» **What you should do**
Each line below that contains the word "circle" must be copied.

» **Data provided**
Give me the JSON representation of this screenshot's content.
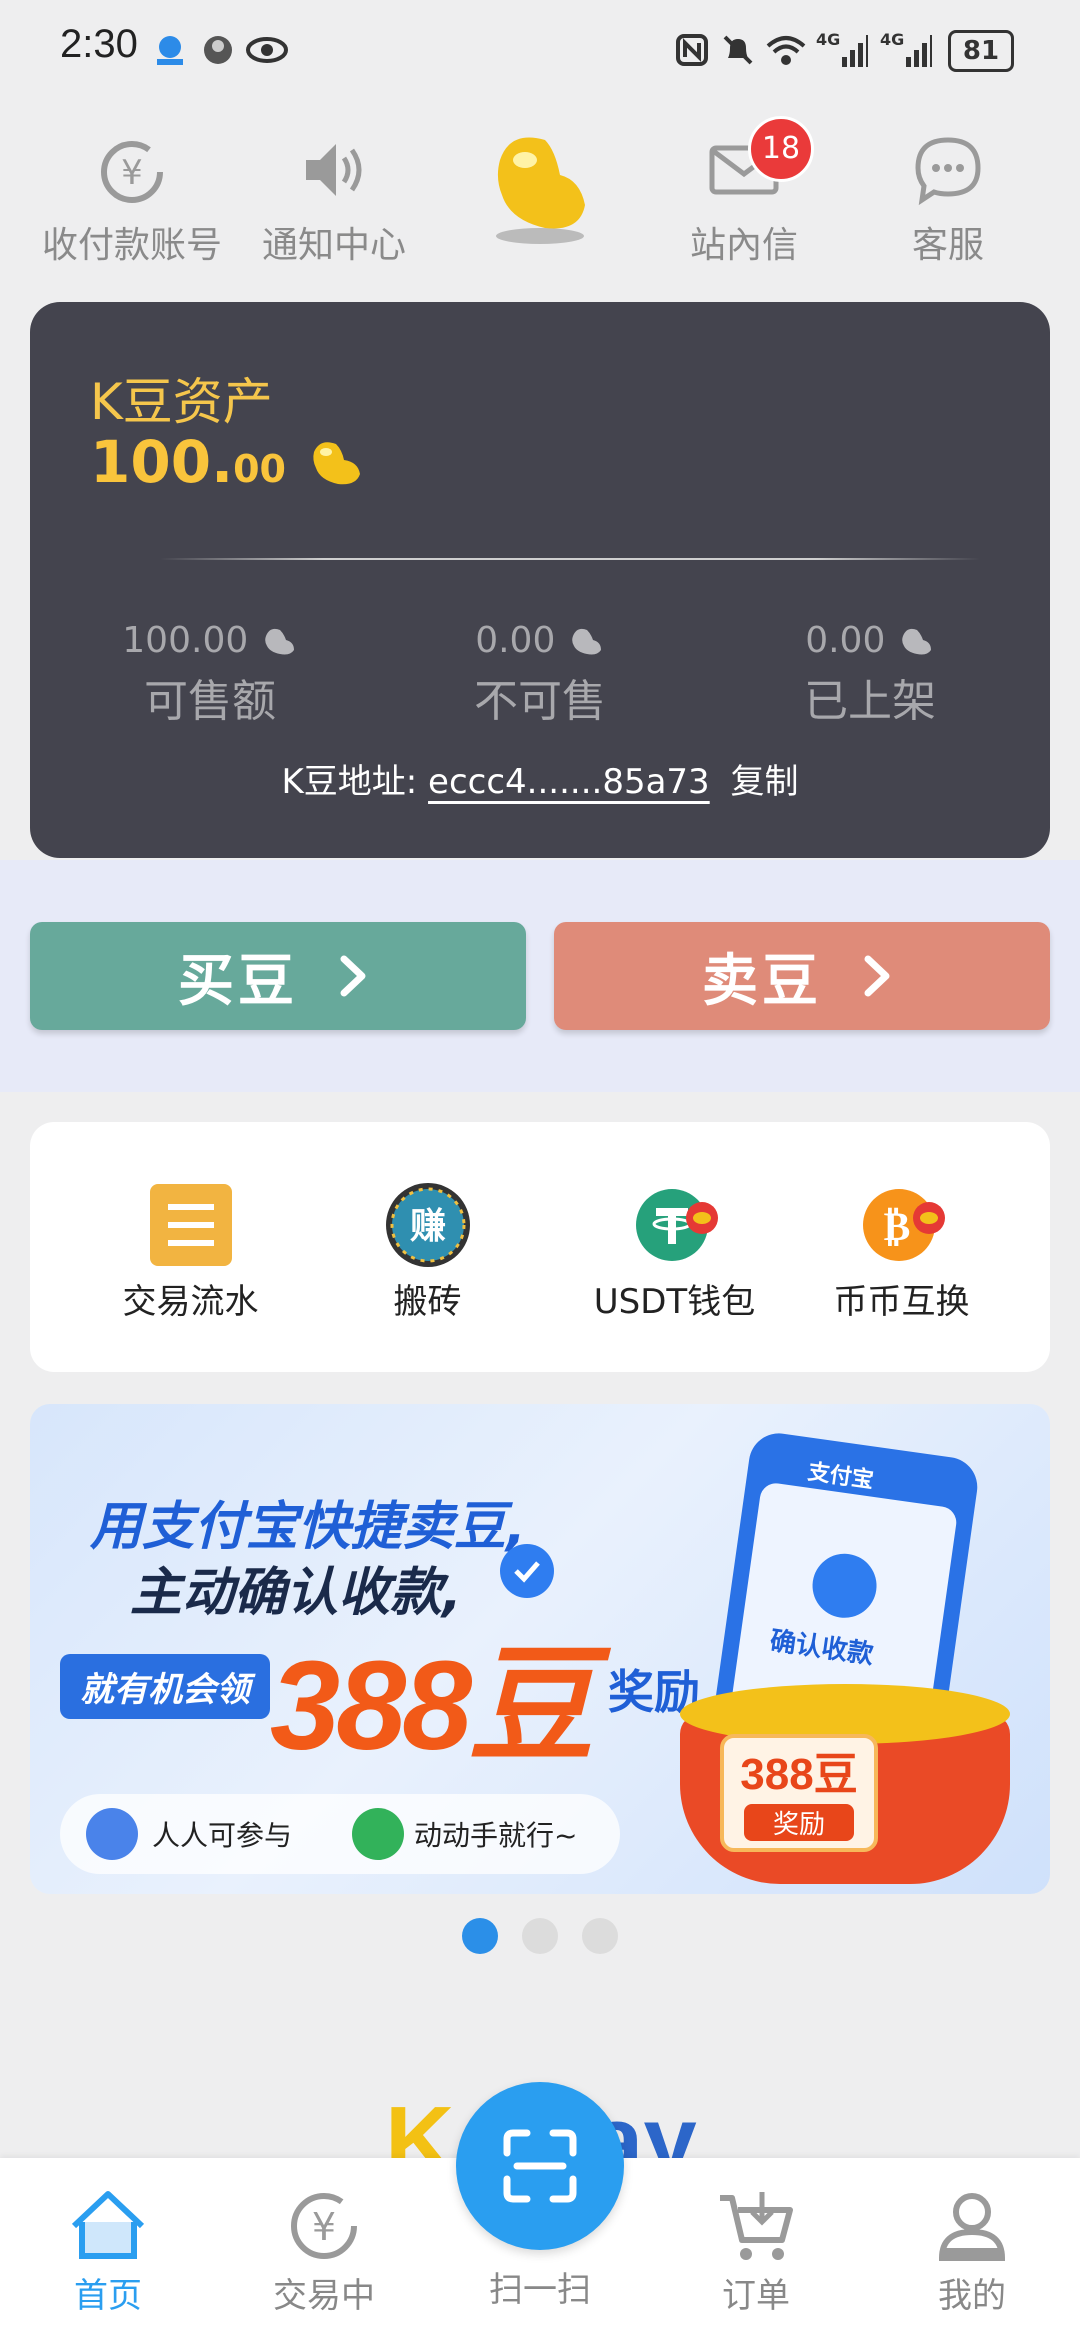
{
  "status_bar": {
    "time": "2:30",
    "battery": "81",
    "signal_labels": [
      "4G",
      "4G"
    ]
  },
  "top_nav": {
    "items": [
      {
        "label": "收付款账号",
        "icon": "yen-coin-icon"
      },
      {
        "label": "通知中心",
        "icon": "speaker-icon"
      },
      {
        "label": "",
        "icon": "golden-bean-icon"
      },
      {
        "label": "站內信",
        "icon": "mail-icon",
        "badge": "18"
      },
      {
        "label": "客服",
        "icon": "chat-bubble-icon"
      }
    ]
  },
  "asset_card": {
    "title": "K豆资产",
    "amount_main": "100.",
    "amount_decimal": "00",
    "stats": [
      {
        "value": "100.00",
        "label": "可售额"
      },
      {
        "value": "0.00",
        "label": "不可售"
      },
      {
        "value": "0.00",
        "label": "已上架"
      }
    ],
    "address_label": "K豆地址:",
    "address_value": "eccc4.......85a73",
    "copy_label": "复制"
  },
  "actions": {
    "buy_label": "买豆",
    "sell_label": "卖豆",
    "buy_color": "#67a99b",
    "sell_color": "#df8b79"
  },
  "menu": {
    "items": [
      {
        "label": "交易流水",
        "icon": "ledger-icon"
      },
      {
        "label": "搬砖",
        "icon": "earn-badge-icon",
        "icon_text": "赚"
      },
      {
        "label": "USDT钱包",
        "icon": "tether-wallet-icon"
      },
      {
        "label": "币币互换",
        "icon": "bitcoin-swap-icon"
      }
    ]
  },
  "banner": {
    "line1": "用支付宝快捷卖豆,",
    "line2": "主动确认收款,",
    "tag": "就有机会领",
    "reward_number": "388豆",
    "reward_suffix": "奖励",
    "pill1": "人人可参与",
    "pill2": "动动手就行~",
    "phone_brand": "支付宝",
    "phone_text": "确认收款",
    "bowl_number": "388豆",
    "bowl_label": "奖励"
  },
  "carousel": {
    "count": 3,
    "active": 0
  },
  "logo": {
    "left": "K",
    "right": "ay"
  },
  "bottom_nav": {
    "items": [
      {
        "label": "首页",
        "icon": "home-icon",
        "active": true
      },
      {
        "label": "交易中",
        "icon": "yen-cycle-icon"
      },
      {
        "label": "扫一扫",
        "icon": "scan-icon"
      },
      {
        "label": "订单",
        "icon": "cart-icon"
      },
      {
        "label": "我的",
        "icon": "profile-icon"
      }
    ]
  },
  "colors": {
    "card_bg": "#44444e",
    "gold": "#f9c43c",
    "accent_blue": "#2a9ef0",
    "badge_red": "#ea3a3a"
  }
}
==
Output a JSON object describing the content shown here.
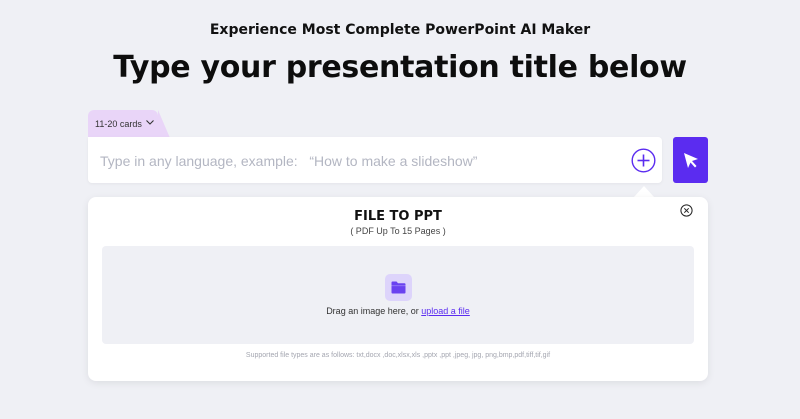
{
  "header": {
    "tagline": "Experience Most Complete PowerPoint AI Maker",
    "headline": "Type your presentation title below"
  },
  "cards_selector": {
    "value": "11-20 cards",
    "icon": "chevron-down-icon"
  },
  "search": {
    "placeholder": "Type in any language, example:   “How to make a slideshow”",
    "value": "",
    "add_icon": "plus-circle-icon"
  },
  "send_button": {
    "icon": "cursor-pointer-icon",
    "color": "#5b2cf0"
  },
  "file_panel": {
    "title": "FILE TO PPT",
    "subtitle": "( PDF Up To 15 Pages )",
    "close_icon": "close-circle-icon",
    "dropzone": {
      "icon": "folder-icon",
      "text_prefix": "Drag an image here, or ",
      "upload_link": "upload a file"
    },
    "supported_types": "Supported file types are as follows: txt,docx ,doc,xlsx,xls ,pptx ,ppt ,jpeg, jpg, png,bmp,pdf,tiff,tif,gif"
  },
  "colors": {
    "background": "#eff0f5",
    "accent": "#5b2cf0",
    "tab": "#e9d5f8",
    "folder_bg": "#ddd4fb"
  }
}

» **Output below**
    "add_icon": "plus-circle-icon"
    "close_icon": "close-circle-icon",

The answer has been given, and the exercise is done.